● Problem:
Please read the records below and return each line holding the string "content".

━━━━━ Source data

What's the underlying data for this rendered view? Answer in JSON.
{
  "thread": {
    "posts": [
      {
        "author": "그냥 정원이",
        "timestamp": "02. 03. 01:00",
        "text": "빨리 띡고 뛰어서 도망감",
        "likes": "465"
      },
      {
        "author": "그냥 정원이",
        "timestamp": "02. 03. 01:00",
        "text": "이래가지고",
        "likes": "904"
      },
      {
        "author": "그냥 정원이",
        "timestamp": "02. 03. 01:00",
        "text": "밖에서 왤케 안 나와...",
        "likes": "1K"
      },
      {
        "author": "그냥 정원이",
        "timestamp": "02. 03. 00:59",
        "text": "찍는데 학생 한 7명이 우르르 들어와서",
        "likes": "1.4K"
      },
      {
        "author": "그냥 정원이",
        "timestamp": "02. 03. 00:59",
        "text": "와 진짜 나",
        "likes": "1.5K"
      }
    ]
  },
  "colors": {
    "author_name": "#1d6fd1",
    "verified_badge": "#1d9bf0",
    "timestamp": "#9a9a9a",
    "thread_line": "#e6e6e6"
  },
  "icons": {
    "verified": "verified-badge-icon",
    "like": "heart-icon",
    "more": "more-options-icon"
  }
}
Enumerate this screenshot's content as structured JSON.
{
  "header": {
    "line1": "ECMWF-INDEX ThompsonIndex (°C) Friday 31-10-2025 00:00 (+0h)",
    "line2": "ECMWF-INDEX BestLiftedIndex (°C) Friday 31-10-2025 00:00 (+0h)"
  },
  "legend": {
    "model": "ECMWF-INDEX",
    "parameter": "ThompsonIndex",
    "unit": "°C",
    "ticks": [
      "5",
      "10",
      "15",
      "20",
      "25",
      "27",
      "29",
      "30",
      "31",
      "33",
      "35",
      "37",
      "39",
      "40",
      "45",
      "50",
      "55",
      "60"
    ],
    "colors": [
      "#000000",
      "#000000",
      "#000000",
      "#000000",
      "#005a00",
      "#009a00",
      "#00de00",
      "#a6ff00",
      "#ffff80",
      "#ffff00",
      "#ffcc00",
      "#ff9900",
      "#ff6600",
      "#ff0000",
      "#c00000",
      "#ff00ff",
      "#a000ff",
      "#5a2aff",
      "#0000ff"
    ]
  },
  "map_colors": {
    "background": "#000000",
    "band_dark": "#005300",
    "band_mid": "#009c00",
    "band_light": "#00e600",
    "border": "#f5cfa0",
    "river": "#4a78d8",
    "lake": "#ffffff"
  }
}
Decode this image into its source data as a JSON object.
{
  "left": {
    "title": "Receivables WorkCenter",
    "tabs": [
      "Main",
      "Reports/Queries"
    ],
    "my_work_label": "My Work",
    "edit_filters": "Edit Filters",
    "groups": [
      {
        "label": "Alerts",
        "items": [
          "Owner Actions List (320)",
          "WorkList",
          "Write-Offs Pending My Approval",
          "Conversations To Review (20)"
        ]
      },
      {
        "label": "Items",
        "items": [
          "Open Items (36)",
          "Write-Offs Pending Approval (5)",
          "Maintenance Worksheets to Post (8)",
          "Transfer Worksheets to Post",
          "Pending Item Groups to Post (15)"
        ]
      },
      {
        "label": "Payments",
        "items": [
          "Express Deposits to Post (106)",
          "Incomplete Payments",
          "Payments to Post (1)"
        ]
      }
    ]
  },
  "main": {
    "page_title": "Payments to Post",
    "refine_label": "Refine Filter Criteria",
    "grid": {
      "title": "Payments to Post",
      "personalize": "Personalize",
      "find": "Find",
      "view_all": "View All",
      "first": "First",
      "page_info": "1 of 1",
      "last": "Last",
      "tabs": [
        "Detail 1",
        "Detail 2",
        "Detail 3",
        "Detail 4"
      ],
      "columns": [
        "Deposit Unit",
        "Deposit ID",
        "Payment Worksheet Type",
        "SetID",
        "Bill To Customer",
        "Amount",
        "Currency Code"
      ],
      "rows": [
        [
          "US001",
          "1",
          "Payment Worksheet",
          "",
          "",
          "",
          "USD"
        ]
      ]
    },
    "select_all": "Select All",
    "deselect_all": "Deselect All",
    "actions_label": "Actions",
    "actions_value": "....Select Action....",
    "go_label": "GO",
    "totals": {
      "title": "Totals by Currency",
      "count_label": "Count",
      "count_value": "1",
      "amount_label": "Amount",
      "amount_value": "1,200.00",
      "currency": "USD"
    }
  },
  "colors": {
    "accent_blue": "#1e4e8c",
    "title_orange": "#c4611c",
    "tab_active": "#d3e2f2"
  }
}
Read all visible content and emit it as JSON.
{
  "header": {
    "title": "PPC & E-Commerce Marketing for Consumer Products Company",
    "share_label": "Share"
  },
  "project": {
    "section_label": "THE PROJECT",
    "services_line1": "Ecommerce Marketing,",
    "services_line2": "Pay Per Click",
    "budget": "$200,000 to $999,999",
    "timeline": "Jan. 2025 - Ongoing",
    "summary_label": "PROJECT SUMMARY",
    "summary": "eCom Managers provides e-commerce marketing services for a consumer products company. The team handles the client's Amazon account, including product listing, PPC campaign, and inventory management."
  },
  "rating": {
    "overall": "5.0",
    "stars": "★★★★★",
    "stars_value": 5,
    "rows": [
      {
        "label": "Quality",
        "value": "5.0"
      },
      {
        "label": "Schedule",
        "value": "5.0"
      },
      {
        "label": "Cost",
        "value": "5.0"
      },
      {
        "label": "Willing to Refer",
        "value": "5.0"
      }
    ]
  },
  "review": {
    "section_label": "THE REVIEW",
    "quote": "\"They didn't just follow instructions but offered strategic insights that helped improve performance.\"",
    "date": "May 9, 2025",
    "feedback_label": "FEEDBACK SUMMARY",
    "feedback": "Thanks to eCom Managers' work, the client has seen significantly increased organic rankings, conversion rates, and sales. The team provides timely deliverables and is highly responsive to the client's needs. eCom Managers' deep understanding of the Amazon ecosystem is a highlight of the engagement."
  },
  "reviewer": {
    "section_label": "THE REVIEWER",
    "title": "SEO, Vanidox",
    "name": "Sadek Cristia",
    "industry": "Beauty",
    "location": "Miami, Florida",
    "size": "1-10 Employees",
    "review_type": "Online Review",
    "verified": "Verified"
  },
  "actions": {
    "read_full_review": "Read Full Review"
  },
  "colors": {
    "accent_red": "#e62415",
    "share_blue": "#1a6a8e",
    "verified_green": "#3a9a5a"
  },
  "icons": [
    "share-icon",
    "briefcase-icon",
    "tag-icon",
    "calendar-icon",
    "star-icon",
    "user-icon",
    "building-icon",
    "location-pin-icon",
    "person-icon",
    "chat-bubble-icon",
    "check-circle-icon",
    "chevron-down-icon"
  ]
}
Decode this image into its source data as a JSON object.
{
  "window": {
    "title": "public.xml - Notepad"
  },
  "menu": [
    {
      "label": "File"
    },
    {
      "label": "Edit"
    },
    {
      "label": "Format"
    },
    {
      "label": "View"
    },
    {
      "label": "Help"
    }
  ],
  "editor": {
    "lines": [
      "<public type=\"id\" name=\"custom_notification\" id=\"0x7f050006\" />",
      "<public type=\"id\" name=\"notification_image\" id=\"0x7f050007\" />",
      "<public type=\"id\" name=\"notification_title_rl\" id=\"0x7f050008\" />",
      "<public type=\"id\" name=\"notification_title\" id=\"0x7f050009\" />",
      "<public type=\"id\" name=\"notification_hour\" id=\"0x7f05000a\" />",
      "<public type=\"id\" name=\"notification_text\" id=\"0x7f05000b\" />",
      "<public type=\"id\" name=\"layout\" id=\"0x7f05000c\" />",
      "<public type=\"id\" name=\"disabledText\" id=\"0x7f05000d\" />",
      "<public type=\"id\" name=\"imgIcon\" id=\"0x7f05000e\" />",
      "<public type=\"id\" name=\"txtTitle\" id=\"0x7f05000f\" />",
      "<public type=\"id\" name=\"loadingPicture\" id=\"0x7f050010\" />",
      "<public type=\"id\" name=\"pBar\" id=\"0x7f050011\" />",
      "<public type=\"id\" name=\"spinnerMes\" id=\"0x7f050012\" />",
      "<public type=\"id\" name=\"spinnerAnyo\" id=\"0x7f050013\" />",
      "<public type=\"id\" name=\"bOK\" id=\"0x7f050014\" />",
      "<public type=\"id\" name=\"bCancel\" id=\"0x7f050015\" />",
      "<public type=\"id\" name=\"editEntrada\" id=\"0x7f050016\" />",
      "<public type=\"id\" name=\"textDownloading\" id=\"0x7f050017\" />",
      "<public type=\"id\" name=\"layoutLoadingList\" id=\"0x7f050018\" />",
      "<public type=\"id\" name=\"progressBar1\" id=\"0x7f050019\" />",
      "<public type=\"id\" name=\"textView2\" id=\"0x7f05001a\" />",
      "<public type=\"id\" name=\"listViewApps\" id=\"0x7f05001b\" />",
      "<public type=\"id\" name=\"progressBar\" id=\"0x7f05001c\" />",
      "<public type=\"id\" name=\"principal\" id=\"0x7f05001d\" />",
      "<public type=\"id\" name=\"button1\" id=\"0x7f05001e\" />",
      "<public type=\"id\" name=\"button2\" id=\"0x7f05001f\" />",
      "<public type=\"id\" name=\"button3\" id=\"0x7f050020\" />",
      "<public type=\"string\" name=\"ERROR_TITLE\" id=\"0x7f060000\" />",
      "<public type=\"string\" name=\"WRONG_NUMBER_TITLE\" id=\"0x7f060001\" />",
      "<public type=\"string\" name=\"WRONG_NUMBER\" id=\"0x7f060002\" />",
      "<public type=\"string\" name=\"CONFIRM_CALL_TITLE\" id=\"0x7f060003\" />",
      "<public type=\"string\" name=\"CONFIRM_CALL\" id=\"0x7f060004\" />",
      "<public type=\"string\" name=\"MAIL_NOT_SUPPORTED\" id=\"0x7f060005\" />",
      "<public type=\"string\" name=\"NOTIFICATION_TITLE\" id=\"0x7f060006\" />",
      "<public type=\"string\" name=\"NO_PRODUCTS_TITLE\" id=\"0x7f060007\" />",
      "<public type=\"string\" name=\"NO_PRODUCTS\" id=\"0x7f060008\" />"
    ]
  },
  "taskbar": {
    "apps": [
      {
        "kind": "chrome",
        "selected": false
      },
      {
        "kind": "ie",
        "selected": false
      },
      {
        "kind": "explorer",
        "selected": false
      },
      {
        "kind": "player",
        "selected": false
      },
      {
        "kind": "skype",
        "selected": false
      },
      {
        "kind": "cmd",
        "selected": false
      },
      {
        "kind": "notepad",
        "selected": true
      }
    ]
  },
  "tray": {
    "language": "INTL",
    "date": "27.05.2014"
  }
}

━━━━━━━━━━

● Result for this exercise:
Enumerate this screenshot's content as structured JSON.
Read all visible content and emit it as JSON.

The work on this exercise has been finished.